Task statement >> Filter task. Return each line of the material that holds the string "Toys".

Supplied entries >>
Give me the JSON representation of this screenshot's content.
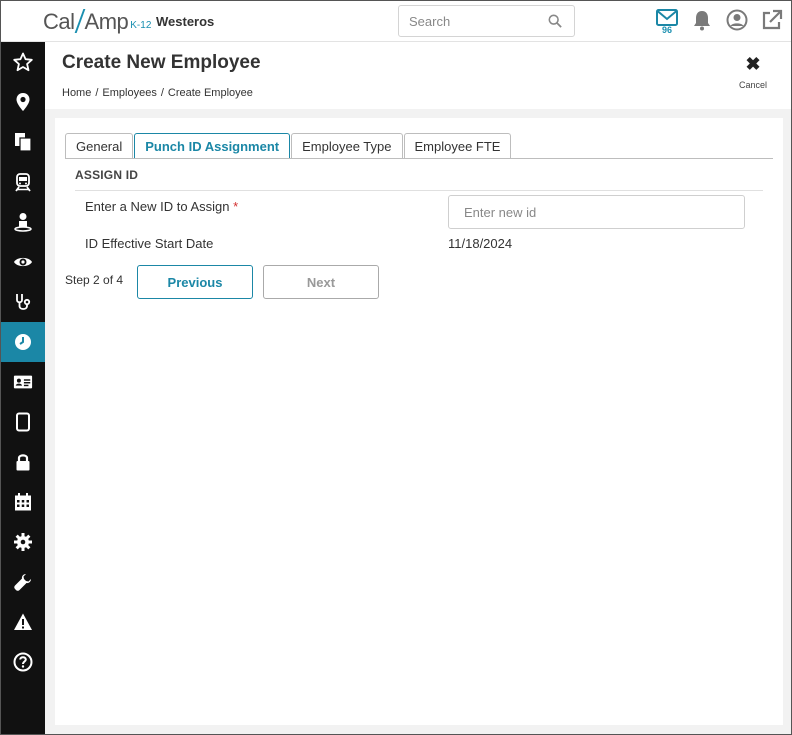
{
  "header": {
    "logo_main": "Cal",
    "logo_second": "Amp",
    "logo_suffix": "K-12",
    "tenant": "Westeros",
    "search_placeholder": "Search",
    "mail_count": "96",
    "accent_color": "#1b87a6"
  },
  "sidebar": {
    "items": [
      {
        "icon": "star-icon",
        "active": false
      },
      {
        "icon": "map-pin-icon",
        "active": false
      },
      {
        "icon": "documents-icon",
        "active": false
      },
      {
        "icon": "train-icon",
        "active": false
      },
      {
        "icon": "person-icon",
        "active": false
      },
      {
        "icon": "eye-icon",
        "active": false
      },
      {
        "icon": "stethoscope-icon",
        "active": false
      },
      {
        "icon": "clock-icon",
        "active": true
      },
      {
        "icon": "id-card-icon",
        "active": false
      },
      {
        "icon": "tablet-icon",
        "active": false
      },
      {
        "icon": "lock-icon",
        "active": false
      },
      {
        "icon": "calendar-icon",
        "active": false
      },
      {
        "icon": "gear-icon",
        "active": false
      },
      {
        "icon": "wrench-icon",
        "active": false
      },
      {
        "icon": "warning-icon",
        "active": false
      },
      {
        "icon": "help-icon",
        "active": false
      }
    ]
  },
  "page": {
    "title": "Create New Employee",
    "breadcrumb": [
      "Home",
      "/",
      "Employees",
      "/",
      "Create Employee"
    ],
    "cancel_label": "Cancel"
  },
  "tabs": [
    {
      "label": "General",
      "active": false
    },
    {
      "label": "Punch ID Assignment",
      "active": true
    },
    {
      "label": "Employee Type",
      "active": false
    },
    {
      "label": "Employee FTE",
      "active": false
    }
  ],
  "form": {
    "section_title": "ASSIGN ID",
    "new_id_label": "Enter a New ID to Assign",
    "required_marker": "*",
    "new_id_placeholder": "Enter new id",
    "new_id_value": "",
    "start_date_label": "ID Effective Start Date",
    "start_date_value": "11/18/2024"
  },
  "wizard": {
    "step_text": "Step 2 of 4",
    "previous_label": "Previous",
    "next_label": "Next",
    "next_disabled": true
  }
}
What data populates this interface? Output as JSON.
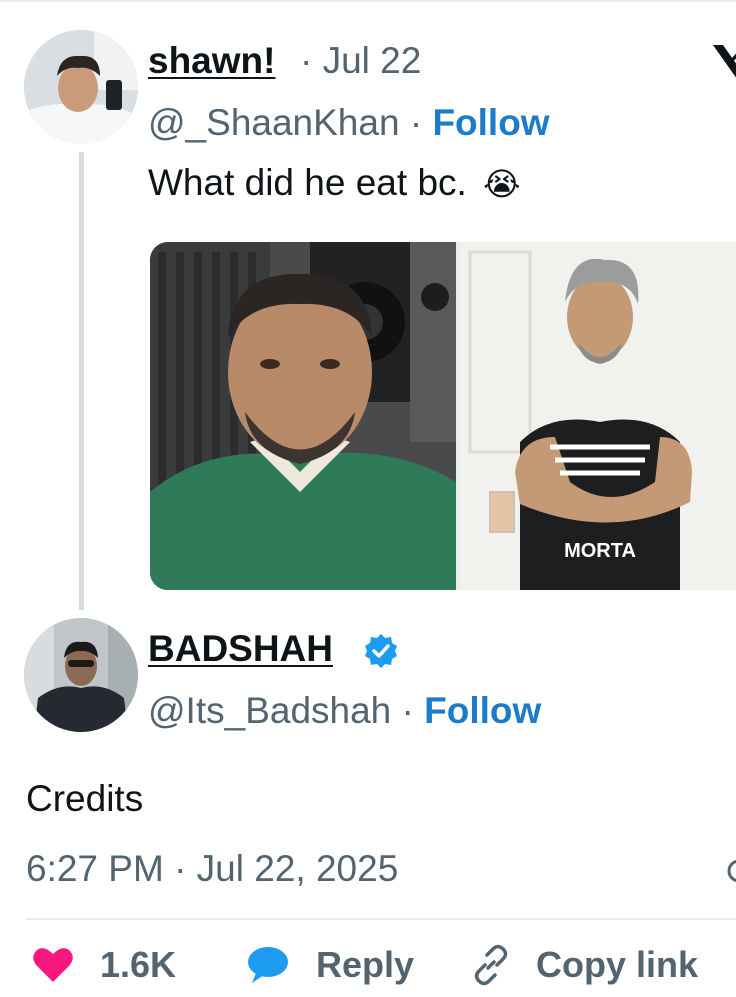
{
  "original_tweet": {
    "display_name": "shawn!",
    "separator": "·",
    "date": "Jul 22",
    "handle": "@_ShaanKhan",
    "follow_label": "Follow",
    "text": "What did he eat bc.",
    "emoji": "😭",
    "image_right_shirt_text": "MORTA"
  },
  "reply_tweet": {
    "display_name": "BADSHAH",
    "verified": true,
    "handle": "@Its_Badshah",
    "separator": "·",
    "follow_label": "Follow",
    "text": "Credits",
    "timestamp": "6:27 PM · Jul 22, 2025"
  },
  "actions": {
    "like_count": "1.6K",
    "reply_label": "Reply",
    "copy_link_label": "Copy link"
  },
  "icons": {
    "close": "x-logo-icon",
    "verified": "verified-badge-icon",
    "like": "heart-icon",
    "reply": "reply-bubble-icon",
    "copy_link": "link-icon"
  },
  "colors": {
    "link_blue": "#1d7bc9",
    "verified_blue": "#1d9bf0",
    "heart_pink": "#f91880",
    "muted_gray": "#536471",
    "text": "#0f1419"
  }
}
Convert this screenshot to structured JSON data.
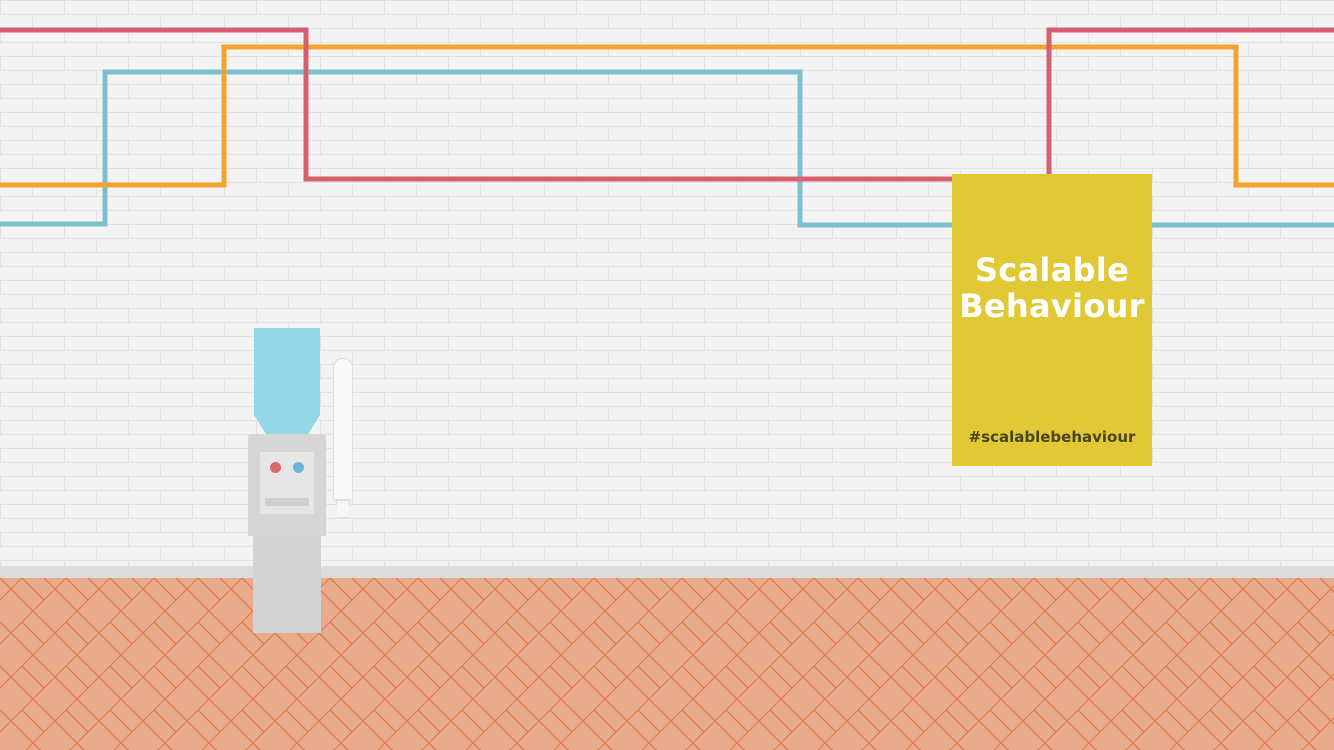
{
  "poster": {
    "title_line1": "Scalable",
    "title_line2": "Behaviour",
    "hashtag": "#scalablebehaviour"
  },
  "colors": {
    "wall": "#f3f3f3",
    "brick_line": "#e2e2e2",
    "baseboard": "#dcdcdc",
    "floor": "#e8ab8c",
    "floor_line": "#e07c4e",
    "pipe_red": "#d6606f",
    "pipe_orange": "#f2a431",
    "pipe_blue": "#7ebfcf",
    "poster_bg": "#e1c936",
    "poster_title": "#ffffff",
    "poster_tag": "#4a4520",
    "bottle": "#94d7e8"
  },
  "icons": {
    "water_cooler": "water-cooler-icon",
    "cup_dispenser": "cup-dispenser-icon"
  }
}
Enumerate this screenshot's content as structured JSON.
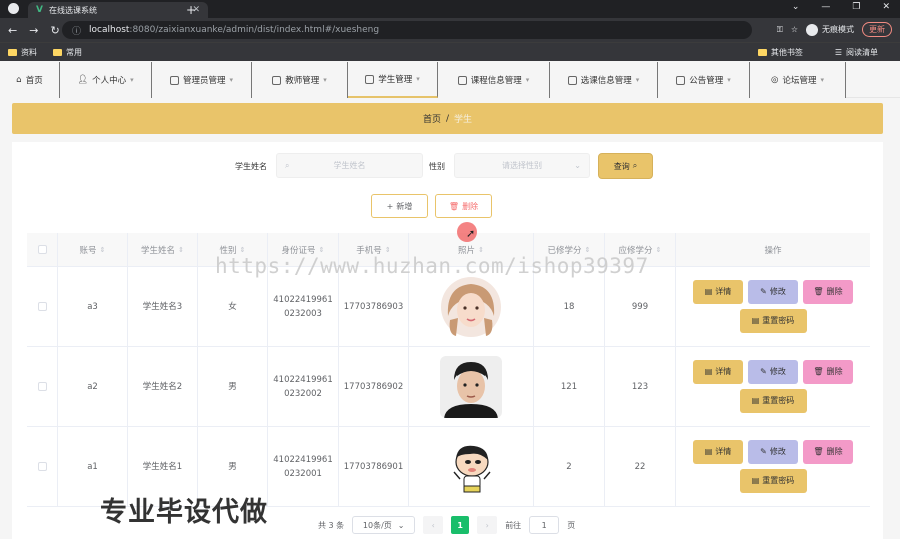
{
  "browser": {
    "tab_title": "在线选课系统",
    "url_host": "localhost",
    "url_path": ":8080/zaixianxuanke/admin/dist/index.html#/xuesheng",
    "incognito_label": "无痕模式",
    "update_label": "更新",
    "bookmarks": [
      "资料",
      "常用"
    ],
    "bookmarks_right": [
      "其他书签",
      "阅读清单"
    ]
  },
  "nav": {
    "items": [
      {
        "label": "首页"
      },
      {
        "label": "个人中心"
      },
      {
        "label": "管理员管理"
      },
      {
        "label": "教师管理"
      },
      {
        "label": "学生管理"
      },
      {
        "label": "课程信息管理"
      },
      {
        "label": "选课信息管理"
      },
      {
        "label": "公告管理"
      },
      {
        "label": "论坛管理"
      }
    ],
    "active_index": 4
  },
  "breadcrumb": {
    "home": "首页",
    "sep": "/",
    "current": "学生"
  },
  "search": {
    "name_label": "学生姓名",
    "name_placeholder": "学生姓名",
    "gender_label": "性别",
    "gender_placeholder": "请选择性别",
    "query_label": "查询"
  },
  "actions": {
    "add_label": "新增",
    "delete_label": "删除"
  },
  "table": {
    "headers": [
      "账号",
      "学生姓名",
      "性别",
      "身份证号",
      "手机号",
      "照片",
      "已修学分",
      "应修学分",
      "操作"
    ],
    "rows": [
      {
        "account": "a3",
        "name": "学生姓名3",
        "gender": "女",
        "id_line1": "41022419961",
        "id_line2": "0232003",
        "phone": "17703786903",
        "earned": "18",
        "required": "999"
      },
      {
        "account": "a2",
        "name": "学生姓名2",
        "gender": "男",
        "id_line1": "41022419961",
        "id_line2": "0232002",
        "phone": "17703786902",
        "earned": "121",
        "required": "123"
      },
      {
        "account": "a1",
        "name": "学生姓名1",
        "gender": "男",
        "id_line1": "41022419961",
        "id_line2": "0232001",
        "phone": "17703786901",
        "earned": "2",
        "required": "22"
      }
    ],
    "ops": {
      "detail": "详情",
      "edit": "修改",
      "remove": "删除",
      "reset": "重置密码"
    }
  },
  "pagination": {
    "total": "共 3 条",
    "page_size": "10条/页",
    "current": "1",
    "goto": "前往",
    "goto_value": "1",
    "page_unit": "页"
  },
  "overlay": {
    "watermark": "https://www.huzhan.com/ishop39397",
    "promo": "专业毕设代做"
  },
  "colors": {
    "accent": "#e9c46a",
    "edit": "#b9bce8",
    "remove": "#f39ac8",
    "page_active": "#19be6b"
  }
}
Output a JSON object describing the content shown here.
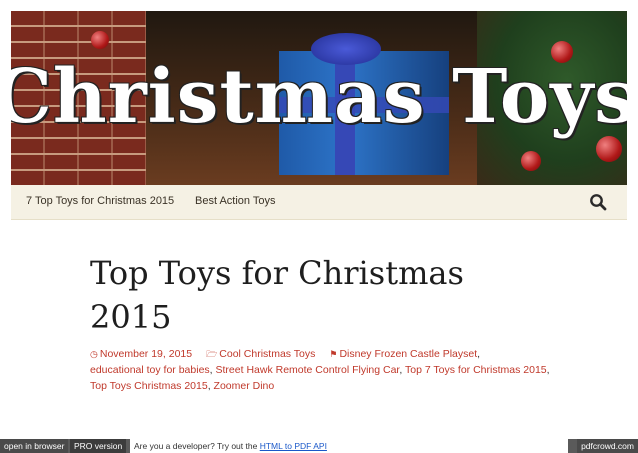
{
  "banner": {
    "title": "Christmas Toys"
  },
  "nav": {
    "items": [
      {
        "label": "7 Top Toys for Christmas 2015"
      },
      {
        "label": "Best Action Toys"
      }
    ],
    "search_icon": "search-icon"
  },
  "post": {
    "title": "Top Toys for Christmas 2015",
    "date": "November 19, 2015",
    "category": "Cool Christmas Toys",
    "tags": [
      "Disney Frozen Castle Playset",
      "educational toy for babies",
      "Street Hawk Remote Control Flying Car",
      "Top 7 Toys for Christmas 2015",
      "Top Toys Christmas 2015",
      "Zoomer Dino"
    ],
    "icons": {
      "date": "clock-icon",
      "category": "folder-icon",
      "tags": "tag-icon"
    }
  },
  "footer": {
    "open_browser": "open in browser",
    "pro_version": "PRO version",
    "dev_text": "Are you a developer? Try out the",
    "dev_link": "HTML to PDF API",
    "brand": "pdfcrowd.com"
  },
  "colors": {
    "accent": "#c0392b",
    "nav_bg": "#f5f1e4",
    "footer_bg": "#5a5a5a"
  }
}
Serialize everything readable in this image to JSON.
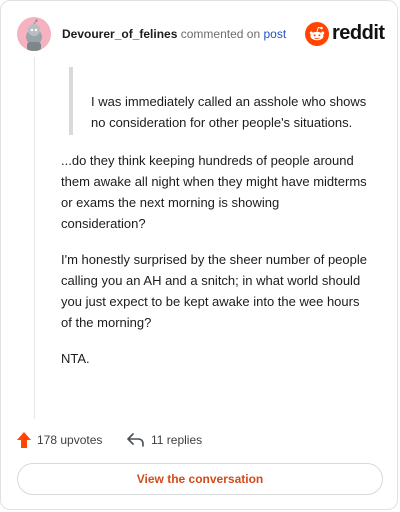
{
  "comment": {
    "username": "Devourer_of_felines",
    "action_text": "commented on",
    "post_link": "post",
    "quote": "I was immediately called an asshole who shows no consideration for other people's situations.",
    "paragraphs": [
      "...do they think keeping hundreds of people around them awake all night when they might have midterms or exams the next morning is showing consideration?",
      "I'm honestly surprised by the sheer number of people calling you an AH and a snitch; in what world should you just expect to be kept awake into the wee hours of the morning?",
      "NTA."
    ]
  },
  "brand": {
    "name": "reddit",
    "accent": "#ff4500"
  },
  "stats": {
    "upvotes": "178 upvotes",
    "replies": "11 replies"
  },
  "button": {
    "view_conversation": "View the conversation"
  },
  "icons": [
    "snoo-avatar-icon",
    "reddit-logo-icon",
    "upvote-arrow-icon",
    "reply-arrow-icon"
  ]
}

Your solution >>
    "title": "Christmas Toys"
        "label": "7 Top Toys for Christmas 2015"
        "label": "Best Action Toys"
    "title": "Top Toys for Christmas 2015",
    "category": "Cool Christmas Toys",
      "Top 7 Toys for Christmas 2015",
      "Top Toys Christmas 2015",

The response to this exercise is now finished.